START The data

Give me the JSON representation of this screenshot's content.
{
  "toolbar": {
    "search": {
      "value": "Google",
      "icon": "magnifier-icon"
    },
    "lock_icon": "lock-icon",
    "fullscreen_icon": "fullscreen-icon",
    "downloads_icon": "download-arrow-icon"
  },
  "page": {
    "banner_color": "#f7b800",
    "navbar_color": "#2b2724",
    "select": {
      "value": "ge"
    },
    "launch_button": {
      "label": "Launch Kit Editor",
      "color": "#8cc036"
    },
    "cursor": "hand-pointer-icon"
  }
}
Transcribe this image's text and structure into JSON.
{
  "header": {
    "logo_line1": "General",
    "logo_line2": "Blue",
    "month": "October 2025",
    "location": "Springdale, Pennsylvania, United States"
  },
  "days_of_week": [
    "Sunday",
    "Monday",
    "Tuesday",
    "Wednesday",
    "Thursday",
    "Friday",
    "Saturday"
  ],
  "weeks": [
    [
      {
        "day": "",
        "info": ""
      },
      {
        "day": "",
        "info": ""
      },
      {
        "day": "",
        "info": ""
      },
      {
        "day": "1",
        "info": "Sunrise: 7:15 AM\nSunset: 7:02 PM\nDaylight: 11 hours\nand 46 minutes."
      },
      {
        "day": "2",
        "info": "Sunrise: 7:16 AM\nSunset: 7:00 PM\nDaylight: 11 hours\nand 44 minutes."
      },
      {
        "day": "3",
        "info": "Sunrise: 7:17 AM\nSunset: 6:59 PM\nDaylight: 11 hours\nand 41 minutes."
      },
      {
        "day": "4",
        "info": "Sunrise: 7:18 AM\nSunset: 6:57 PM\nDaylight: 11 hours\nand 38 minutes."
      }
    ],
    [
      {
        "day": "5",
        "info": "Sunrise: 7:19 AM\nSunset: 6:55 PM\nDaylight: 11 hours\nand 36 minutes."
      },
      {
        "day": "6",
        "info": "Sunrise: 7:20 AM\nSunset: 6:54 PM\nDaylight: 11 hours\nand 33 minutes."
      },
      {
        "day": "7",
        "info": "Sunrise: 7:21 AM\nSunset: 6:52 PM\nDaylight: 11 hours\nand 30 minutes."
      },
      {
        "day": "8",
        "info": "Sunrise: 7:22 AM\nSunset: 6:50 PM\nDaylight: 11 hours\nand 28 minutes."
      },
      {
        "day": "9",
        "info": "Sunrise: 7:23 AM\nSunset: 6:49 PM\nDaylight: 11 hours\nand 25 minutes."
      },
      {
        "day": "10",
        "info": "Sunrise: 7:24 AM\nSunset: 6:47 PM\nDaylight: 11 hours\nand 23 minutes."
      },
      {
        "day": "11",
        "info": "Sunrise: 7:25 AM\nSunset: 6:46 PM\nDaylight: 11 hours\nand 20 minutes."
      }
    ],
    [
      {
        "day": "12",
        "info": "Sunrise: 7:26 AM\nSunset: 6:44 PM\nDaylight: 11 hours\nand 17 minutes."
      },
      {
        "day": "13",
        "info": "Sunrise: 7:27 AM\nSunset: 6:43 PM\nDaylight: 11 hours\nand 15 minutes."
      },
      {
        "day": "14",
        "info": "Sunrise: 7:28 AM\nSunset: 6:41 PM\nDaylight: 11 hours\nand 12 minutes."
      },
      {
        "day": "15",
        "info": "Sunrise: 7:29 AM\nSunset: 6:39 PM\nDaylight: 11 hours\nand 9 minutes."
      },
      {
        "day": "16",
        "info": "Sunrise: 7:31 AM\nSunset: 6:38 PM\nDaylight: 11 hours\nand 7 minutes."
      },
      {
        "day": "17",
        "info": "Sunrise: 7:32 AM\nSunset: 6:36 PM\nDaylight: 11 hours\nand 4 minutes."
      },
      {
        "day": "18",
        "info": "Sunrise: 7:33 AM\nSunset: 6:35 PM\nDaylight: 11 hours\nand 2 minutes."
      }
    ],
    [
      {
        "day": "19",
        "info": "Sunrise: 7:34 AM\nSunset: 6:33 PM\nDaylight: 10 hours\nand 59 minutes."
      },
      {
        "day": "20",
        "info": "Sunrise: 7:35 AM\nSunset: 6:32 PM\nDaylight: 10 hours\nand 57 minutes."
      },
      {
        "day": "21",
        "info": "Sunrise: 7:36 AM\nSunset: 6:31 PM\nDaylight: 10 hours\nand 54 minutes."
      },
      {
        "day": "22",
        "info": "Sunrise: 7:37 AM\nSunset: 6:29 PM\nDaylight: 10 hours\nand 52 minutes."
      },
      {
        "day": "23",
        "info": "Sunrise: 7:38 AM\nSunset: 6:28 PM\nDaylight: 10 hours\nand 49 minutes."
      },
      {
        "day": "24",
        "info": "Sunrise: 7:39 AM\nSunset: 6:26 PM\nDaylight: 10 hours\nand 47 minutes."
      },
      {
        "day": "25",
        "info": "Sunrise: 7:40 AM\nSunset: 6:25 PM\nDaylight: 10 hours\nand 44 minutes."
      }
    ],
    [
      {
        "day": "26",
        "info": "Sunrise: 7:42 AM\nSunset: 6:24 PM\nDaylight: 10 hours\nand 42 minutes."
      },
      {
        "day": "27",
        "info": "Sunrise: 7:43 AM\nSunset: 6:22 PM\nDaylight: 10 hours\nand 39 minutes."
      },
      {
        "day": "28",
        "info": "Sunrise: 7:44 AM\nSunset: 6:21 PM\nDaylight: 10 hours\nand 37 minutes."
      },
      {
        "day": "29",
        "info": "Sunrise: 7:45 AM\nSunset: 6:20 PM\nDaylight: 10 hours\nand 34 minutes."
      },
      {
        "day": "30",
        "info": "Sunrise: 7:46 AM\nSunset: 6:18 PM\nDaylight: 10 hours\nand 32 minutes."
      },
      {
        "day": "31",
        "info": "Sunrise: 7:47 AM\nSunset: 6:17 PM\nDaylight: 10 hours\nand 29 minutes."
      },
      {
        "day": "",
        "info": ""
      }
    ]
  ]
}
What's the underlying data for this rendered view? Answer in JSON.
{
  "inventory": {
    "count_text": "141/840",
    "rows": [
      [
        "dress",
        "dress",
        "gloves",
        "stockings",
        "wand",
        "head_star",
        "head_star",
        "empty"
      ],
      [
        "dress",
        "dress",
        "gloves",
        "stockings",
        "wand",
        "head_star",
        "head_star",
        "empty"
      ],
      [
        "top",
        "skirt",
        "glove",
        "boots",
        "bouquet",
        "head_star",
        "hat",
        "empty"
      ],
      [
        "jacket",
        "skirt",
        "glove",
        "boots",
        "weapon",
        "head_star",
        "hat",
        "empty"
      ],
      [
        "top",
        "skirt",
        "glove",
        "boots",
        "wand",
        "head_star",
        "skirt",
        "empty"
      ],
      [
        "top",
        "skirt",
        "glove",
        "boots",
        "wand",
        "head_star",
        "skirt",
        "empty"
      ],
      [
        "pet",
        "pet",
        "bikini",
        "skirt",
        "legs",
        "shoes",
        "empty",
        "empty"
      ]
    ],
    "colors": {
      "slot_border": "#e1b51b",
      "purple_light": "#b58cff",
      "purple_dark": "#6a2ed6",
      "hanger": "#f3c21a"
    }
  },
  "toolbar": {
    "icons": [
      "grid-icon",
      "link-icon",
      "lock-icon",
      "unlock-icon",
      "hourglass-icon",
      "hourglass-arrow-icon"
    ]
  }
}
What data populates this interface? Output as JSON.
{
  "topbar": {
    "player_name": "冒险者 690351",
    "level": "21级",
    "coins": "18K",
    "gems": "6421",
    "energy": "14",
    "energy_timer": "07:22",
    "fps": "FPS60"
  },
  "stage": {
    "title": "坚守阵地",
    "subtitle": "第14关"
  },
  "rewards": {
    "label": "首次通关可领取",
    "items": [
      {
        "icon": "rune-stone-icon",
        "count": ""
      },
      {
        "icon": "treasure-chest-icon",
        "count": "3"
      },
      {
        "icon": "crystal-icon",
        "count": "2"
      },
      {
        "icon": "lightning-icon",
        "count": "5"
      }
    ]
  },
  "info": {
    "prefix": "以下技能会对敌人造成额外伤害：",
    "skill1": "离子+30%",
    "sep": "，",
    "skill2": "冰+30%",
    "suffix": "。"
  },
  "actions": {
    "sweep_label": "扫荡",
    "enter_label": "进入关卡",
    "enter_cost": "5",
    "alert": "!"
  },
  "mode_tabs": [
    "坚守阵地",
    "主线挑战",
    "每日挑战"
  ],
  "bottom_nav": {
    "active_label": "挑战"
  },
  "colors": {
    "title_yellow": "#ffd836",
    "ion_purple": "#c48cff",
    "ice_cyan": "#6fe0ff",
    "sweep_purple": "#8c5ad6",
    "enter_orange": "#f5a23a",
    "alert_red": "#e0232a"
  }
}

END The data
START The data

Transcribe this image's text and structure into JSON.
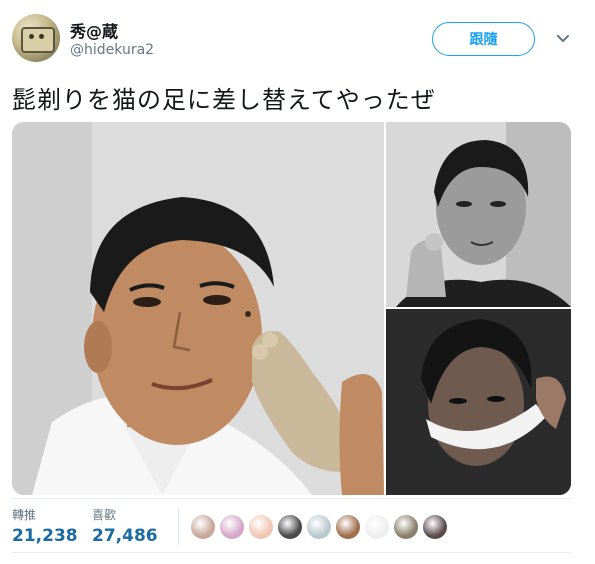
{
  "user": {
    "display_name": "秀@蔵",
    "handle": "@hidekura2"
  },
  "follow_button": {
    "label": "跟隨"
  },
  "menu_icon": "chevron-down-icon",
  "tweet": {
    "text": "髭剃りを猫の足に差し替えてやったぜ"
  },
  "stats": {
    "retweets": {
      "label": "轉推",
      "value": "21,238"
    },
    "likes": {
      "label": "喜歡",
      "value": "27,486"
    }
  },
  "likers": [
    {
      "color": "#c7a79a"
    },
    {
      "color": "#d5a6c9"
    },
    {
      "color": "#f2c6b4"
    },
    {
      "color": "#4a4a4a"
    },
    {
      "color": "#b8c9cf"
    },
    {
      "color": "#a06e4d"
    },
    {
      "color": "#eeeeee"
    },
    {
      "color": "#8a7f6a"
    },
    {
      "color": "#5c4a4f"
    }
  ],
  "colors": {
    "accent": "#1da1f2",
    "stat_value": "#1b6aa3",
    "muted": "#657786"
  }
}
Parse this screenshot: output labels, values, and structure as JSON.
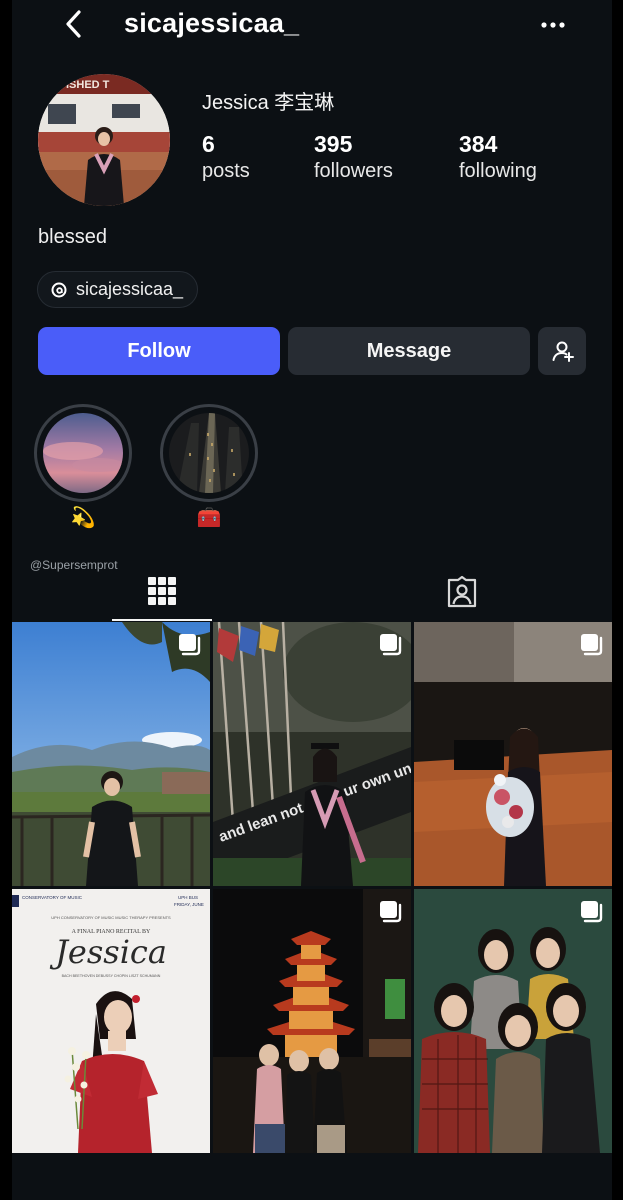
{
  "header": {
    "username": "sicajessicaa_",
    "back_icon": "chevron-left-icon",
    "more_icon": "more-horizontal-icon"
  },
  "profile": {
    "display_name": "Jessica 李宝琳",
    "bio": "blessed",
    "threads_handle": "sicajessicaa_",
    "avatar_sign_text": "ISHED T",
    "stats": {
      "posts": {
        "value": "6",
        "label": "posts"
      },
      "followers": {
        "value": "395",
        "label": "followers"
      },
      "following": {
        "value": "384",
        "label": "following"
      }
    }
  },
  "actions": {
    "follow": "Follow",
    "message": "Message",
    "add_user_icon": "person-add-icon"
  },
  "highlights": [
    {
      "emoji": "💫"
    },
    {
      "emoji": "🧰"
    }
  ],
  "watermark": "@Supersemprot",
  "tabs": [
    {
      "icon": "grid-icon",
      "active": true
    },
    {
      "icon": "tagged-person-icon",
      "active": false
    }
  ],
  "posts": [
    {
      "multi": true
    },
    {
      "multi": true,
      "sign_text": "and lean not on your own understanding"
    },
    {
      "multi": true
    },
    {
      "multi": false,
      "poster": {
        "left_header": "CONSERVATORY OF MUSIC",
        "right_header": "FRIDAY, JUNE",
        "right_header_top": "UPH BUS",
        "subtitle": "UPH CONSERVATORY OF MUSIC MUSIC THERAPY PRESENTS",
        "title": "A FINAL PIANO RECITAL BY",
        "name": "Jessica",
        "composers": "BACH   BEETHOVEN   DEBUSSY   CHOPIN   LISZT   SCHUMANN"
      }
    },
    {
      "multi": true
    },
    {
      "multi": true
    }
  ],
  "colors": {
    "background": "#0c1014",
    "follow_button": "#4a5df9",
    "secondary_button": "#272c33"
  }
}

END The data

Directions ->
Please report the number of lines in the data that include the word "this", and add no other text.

Written answer ->
6